### How to complete this task:
Go through the records, and copy each line in which the string "time" is present.

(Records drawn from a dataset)
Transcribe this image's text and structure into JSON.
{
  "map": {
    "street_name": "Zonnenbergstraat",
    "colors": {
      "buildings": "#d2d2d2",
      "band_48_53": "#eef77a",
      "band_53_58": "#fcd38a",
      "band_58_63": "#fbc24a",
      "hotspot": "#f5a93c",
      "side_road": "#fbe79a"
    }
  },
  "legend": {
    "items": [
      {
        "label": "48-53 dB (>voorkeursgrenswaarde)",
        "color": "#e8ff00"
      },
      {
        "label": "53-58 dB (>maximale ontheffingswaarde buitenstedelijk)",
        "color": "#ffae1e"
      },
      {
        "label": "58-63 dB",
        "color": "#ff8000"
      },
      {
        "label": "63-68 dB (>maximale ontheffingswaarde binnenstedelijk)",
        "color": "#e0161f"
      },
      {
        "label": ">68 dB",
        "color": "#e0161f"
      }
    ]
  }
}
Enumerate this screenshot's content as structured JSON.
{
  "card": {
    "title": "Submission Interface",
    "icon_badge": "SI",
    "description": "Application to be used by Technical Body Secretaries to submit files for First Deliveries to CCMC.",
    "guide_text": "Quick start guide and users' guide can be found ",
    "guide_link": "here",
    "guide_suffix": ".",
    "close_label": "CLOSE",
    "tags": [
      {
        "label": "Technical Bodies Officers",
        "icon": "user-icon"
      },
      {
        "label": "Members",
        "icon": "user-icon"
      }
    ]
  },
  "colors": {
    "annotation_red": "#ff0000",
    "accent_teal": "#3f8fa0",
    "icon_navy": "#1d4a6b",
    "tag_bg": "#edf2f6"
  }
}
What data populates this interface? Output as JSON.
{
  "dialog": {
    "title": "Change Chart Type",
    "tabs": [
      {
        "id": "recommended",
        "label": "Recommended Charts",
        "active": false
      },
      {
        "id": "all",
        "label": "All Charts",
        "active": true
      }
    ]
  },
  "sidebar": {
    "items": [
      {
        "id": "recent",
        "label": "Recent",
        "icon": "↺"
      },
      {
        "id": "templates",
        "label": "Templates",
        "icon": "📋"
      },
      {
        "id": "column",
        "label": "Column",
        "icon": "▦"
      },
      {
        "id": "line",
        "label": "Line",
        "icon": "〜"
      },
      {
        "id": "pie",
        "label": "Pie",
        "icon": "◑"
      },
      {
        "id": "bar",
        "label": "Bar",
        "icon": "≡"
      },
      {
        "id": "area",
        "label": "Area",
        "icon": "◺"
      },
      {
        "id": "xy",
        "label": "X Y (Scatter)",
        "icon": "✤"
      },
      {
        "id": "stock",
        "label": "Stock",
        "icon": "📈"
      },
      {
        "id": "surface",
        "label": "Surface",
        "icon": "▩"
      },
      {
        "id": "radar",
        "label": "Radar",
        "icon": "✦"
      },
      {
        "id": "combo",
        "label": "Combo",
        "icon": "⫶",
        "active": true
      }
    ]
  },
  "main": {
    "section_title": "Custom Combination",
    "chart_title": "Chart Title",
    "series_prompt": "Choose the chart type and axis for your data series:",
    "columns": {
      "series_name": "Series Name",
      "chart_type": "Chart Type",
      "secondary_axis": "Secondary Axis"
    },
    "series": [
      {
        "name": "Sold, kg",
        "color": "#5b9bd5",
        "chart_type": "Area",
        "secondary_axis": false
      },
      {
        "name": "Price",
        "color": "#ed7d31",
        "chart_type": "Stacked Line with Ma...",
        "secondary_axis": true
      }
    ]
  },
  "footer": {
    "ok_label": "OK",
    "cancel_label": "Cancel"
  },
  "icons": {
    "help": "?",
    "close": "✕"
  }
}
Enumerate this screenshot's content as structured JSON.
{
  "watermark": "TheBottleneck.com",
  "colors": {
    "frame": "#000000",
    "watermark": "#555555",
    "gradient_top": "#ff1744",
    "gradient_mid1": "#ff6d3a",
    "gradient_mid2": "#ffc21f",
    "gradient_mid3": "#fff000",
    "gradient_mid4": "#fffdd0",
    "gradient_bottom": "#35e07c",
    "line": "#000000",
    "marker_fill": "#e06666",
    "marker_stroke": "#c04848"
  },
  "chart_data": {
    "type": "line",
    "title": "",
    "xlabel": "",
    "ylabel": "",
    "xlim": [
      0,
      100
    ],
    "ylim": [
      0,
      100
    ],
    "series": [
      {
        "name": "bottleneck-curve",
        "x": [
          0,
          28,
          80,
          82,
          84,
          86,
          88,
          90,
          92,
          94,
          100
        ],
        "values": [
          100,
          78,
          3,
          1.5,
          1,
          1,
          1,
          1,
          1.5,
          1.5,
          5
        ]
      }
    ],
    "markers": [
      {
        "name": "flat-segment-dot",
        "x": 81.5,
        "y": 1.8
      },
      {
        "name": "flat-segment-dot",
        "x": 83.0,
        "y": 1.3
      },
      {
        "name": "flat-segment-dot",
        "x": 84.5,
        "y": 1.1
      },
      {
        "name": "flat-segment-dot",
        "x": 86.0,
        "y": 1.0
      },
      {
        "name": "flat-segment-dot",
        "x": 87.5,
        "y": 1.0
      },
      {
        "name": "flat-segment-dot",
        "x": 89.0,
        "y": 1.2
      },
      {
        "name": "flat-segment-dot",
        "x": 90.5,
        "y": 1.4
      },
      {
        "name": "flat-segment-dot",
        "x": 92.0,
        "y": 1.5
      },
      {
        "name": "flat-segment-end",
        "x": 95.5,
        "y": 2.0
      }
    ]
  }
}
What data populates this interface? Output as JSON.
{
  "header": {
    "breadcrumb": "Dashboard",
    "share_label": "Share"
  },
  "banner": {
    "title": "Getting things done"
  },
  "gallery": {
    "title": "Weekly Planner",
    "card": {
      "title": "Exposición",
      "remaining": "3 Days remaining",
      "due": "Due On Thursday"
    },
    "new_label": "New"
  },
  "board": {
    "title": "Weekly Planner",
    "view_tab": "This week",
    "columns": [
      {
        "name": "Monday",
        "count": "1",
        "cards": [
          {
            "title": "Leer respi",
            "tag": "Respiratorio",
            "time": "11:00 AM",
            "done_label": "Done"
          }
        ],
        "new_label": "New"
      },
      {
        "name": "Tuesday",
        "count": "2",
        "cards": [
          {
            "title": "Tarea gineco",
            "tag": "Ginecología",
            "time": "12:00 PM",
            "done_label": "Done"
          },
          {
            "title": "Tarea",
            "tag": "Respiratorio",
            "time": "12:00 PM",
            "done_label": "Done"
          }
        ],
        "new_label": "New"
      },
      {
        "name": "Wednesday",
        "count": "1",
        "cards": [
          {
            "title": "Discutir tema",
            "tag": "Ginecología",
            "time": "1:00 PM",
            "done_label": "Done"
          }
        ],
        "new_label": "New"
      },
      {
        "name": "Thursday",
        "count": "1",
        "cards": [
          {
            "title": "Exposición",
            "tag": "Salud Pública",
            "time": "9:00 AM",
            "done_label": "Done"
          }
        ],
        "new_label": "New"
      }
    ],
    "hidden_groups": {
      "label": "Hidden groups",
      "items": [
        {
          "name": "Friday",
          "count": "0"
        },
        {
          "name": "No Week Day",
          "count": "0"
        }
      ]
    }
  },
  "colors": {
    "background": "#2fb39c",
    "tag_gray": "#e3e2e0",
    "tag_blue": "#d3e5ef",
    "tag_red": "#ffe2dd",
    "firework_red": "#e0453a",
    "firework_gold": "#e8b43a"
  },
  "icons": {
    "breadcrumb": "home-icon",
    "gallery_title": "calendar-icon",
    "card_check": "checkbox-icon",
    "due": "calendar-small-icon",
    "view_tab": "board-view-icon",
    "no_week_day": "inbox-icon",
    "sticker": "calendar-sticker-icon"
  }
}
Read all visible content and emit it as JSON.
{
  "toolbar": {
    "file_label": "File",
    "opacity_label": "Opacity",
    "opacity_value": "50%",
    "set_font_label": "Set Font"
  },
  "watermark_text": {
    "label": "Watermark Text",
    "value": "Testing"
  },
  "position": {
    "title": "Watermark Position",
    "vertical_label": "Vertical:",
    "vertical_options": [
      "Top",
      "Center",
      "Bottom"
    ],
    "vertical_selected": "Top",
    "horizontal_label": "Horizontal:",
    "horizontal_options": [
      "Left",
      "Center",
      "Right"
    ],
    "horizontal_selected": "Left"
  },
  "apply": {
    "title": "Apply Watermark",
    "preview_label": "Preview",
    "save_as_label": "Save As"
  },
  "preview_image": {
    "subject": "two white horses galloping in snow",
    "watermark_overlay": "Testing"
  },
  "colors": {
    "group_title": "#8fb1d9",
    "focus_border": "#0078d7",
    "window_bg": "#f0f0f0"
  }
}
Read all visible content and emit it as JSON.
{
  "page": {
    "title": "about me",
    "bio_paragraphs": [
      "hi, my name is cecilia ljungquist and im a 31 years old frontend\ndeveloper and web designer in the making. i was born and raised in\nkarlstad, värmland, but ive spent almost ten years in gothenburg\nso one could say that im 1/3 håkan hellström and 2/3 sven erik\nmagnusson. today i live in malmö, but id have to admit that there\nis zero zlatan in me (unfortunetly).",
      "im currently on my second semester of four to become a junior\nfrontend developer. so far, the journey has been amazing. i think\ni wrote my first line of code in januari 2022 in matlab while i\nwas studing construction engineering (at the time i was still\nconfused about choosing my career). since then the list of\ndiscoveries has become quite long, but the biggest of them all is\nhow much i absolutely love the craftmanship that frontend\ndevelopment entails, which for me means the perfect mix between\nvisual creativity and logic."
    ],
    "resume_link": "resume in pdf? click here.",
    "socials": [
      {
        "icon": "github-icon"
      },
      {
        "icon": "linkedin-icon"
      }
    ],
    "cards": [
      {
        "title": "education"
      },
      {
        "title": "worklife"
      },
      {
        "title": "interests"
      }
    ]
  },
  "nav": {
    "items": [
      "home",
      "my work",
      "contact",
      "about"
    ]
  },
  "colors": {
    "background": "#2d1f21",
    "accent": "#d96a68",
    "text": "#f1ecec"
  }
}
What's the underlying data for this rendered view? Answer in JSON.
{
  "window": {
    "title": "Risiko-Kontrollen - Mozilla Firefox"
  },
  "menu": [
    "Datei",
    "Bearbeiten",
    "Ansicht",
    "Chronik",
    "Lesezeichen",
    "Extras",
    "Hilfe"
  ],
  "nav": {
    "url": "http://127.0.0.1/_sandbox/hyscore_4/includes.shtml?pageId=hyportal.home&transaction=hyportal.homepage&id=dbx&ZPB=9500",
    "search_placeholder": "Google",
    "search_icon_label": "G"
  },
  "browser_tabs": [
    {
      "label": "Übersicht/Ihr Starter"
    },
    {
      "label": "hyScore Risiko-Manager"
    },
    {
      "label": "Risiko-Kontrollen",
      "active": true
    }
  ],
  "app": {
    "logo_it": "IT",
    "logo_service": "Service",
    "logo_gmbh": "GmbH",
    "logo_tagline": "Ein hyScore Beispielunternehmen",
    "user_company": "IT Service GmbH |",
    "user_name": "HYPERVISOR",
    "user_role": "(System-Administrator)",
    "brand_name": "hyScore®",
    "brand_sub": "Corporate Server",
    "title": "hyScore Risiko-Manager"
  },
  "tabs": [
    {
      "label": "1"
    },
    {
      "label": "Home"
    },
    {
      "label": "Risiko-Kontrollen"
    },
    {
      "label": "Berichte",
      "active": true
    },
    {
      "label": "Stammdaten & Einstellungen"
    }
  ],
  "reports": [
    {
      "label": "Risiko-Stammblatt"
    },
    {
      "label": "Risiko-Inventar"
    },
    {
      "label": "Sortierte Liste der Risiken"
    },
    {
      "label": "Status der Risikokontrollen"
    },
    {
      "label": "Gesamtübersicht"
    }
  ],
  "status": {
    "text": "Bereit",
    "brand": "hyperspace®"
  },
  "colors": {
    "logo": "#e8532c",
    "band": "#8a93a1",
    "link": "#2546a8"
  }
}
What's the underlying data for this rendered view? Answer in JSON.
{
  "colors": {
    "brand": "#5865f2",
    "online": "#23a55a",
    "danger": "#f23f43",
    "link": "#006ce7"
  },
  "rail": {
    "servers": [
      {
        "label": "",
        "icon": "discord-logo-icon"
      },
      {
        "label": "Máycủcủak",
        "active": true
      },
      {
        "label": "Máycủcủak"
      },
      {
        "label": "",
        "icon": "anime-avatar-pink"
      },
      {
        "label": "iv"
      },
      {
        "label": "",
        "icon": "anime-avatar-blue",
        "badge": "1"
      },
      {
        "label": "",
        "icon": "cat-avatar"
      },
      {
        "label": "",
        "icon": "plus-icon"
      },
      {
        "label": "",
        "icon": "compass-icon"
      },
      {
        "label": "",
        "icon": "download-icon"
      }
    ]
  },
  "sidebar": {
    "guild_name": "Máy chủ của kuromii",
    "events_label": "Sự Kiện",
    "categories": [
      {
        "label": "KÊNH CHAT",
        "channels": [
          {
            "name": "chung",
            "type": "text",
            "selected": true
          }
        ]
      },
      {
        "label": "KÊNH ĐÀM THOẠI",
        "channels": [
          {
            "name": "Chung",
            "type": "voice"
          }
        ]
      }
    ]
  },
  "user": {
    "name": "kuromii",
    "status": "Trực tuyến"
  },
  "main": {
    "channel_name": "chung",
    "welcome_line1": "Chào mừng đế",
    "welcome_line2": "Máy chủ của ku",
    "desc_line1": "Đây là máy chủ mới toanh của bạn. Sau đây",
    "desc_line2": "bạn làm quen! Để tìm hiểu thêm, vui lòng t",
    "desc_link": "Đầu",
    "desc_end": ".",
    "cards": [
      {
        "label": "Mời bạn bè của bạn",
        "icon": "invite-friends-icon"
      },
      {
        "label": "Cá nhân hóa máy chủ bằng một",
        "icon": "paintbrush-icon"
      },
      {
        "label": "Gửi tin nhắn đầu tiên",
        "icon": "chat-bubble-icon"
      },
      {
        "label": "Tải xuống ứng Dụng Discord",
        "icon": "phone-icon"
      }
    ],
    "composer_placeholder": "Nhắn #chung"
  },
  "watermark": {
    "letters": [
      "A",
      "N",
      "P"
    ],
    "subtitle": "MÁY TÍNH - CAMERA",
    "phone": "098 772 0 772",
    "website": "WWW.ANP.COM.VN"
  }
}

### Your response:
            "time": "11:00 AM",
            "time": "12:00 PM",
            "time": "12:00 PM",
            "time": "1:00 PM",
            "time": "9:00 AM",
      "im currently on my second semester of four to become a junior\nfrontend developer. so far, the journey has been amazing. i think\ni wrote my first line of code in januari 2022 in matlab while i\nwas studing construction engineering (at the time i was still\nconfused about choosing my career). since then the list of\ndiscoveries has become quite long, but the biggest of them all is\nhow much i absolutely love the craftmanship that frontend\ndevelopment entails, which for me means the perfect mix between\nvisual creativity and logic."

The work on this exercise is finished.